Has Legal Scholarship’s Lonely Genius Moment Passed?
Check out this magazine piece by Jacob Hale Russell of 02138. Russell pulls an old chestnut from the fire: professors at Harvard Law School are (gasp!) using research assistants to draft sections of articles. According to Russell, HLS “is particularly known for this practice, probably because lawyers are used to having paralegals and clerks who do significant research and writing.”
Forgive me, but this is an unbearably silly argument. To the extent that HLS professors have practice experience, it isn’t at firms where paralegals do much (if any) substantive legal work. Plus, the hit job on Dershowitz is very undersourced.
But the real kicker is at the end, when Russell seems to argue that using RAs has reduced the aggregate quality of professors’ work:
Harvard professors writing quietly and alone have penned some of the most significant books of the last century. At 538 pages of dense prose, John Rawls’ Theory of Justice, first published in 1971, could hardly have been designed to be a bestseller, but his concepts, like a “veil of ignorance,” have permeated modern politics and law. Michael Walzer’s Just and Unjust Wars, published in 1977, before he left Harvard for the Institute for Advanced Study, is now in its fourth edition and stands as one of the most significant ethical analyses of war. More such great and lasting books will surely emerge from Harvard. But will we really know for sure who wrote them?
Russell seems to imagine a past consisting of a brave cohort of lonely geniuses working in Langdell’s stacks. Today, by contrast, professors are, at best queen bees in hives of workers slowly advancing the ball.
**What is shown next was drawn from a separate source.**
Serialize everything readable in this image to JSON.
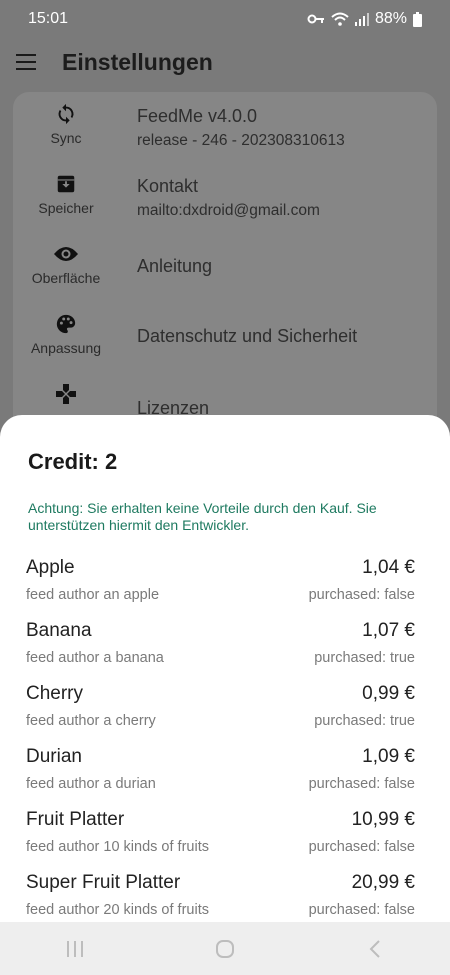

Does this feel like an accurate representation of the current state of the world to you folks?
(Image Source: Wikicommons)